“We want to assure our customers and partners that they can continue to rely on SCO products, support and services for their business critical operations,” said Darl McBride, president and CEO of SCO in a prepared statement. “Chapter 11 reorganization provides the Company with an opportunity to protect its assets during this time while focusing on building our future plans.”
According to SCO’s most recent 10Q document filed with the Securities Exchange Commission yesterday, the company had about $7.4 million in cash at the end of July. Revenue for the three months ended on July 31, 2007 was about $4.7 million; the company recorded a net loss of about $2.4 million for the quarter.
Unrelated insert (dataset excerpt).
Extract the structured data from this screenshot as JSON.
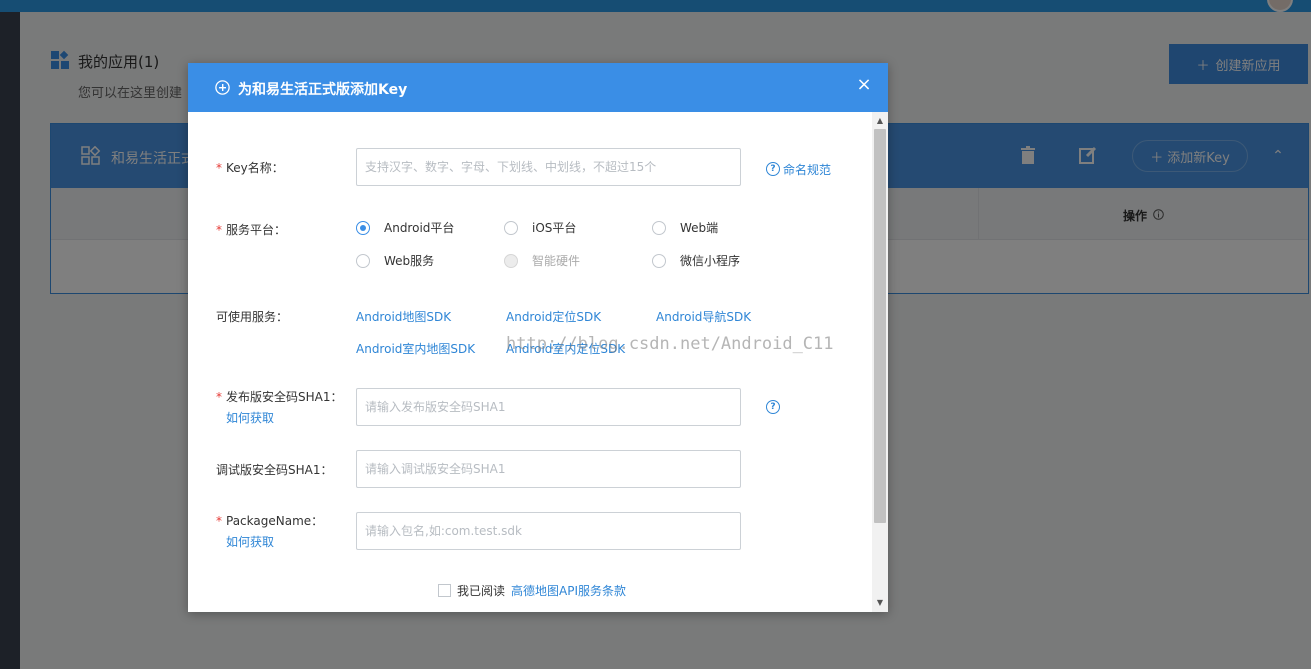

In the 10Q document, the company indicated that the Chapter 11 filing has been a strategic move reacting to a August 10 court decision, which not only put an end to SCO’s litigation against Novell, but also provided Novell with the ability to charge SCO for SVRx license fees which the firm had collected in 2003 from Microsoft and Sun. It remains unclear at this time how much SCO will have to pay, but the amount could exceed $30 million, according to SCO – which translates into a threat that could put SCO out of business in a snap.
Accordingly, SCO told its investors that there is a real chance that the company may fold because of the court ruling: “As a result of both the Court’s August 10, 2007 ruling and the company’s entry into Chapter 11, there is substantial doubt about the Company’s ability to continue as a going concern. Absent a significant cash payment to Novell for this matter, management believes it is remote that the undiscounted future cash flows generated by the company would not be sufficient to recover the carrying values of the long-lived assets over their expected remaining useful lives,” the 10Q filing reads.